Near Cross Plains in Dane County, Wisconsin — The American Midwest (Great Lakes)
One mile east stands Haney's Tavern, one of Dane County's oldest existing buildings, later used as a farm home. The tavern, built from native stone, was erected for Haney in 1840 by the Birds, builders also of Madison's first capitol. In the tavern Haney shot a workman named Pelkie--then nursed him back to health.
By nature an adventurer, Haney joined the California gold rush in 1851. He returned to Cross Plains in 1853, deserted his wife, and moved to LeRoy, Kansas where he settled on a farm with a third wife.
In 1858 Haney was shot to death in Kansas. Subsequent owners of the tavern building have borne the names of Arland, Sheasby, Cook, Pick, and Watson.
Erected 1973 by Dane County Historical Society. (Marker Number 15.)
Marker series. This marker is included in the Wisconsin, Dane County Historical Society marker series.
Location. 43° 6.476′ N, 89° 38.787′ W. Marker is near Cross Plains, Wisconsin Touch for map. Marker is in this post office area: Cross Plains WI 53528, United States of America.
Other nearby markers. At least 8 other markers are within 6 miles of this marker, measured as the crow flies.

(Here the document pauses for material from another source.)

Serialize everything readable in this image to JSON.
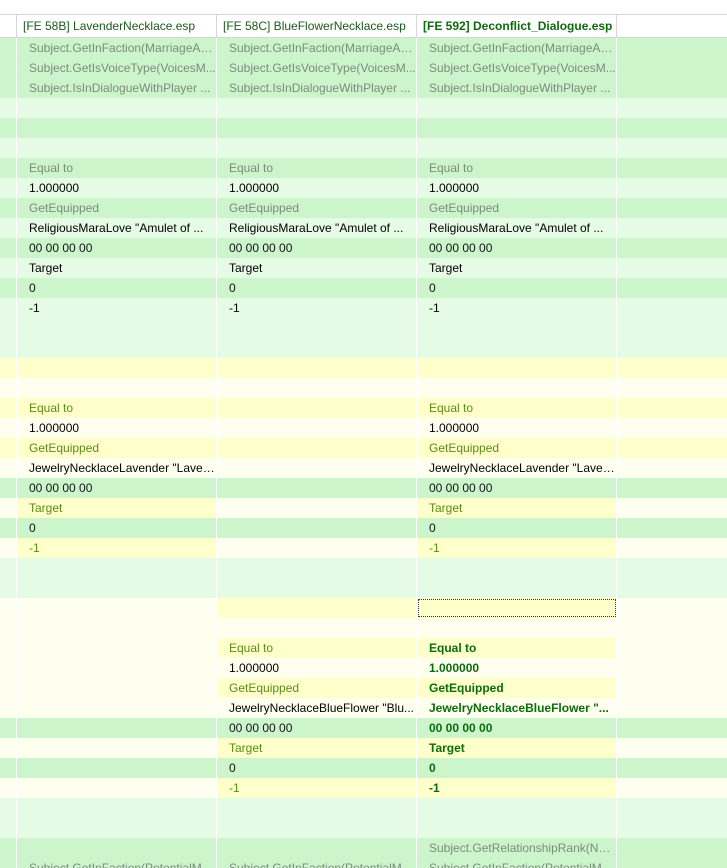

The Plain Good Building of Cross Plains (approx. 0.4 miles away); Kerl School (approx. 2.1 miles away); Festge Park (approx. 2.2 miles away); Patrons' Mercantile Co-op (approx. 5½ miles away); Vermont Creek (approx. 5.6 miles away); Indian Lake Passage (approx. 5.7 miles away); Indian Lake (approx. 5.8 miles away); St. Mary of the Oaks (approx. 5.8 miles away). Touch for a list and map of all markers in Cross Plains.
Regarding Haney's Tavern. The building referenced in the marker is on private property on Stagecoach Road, approximately 1 mile east of its intersection with County P (which is about 0.7 miles south of the marker). It has apparently been adaptively restored, but portions of the original stone walls are visible.
Categories. • Industry & Commerce • Notable Buildings • Notable Persons • Settlements & Settlers •
Credits. This page was last revised on June 16, 2016. This page originally submitted on July 4, 2010, by William J. Toman of Green Lake, Wisconsin. This page has been viewed 1,317 times since then and 39 times this year. Photos: 1, 2, 3, 4. submitted on July 4, 2010, by William J. Toman of Green Lake, Wisconsin. • Bill Pfingsten was the editor who published this page.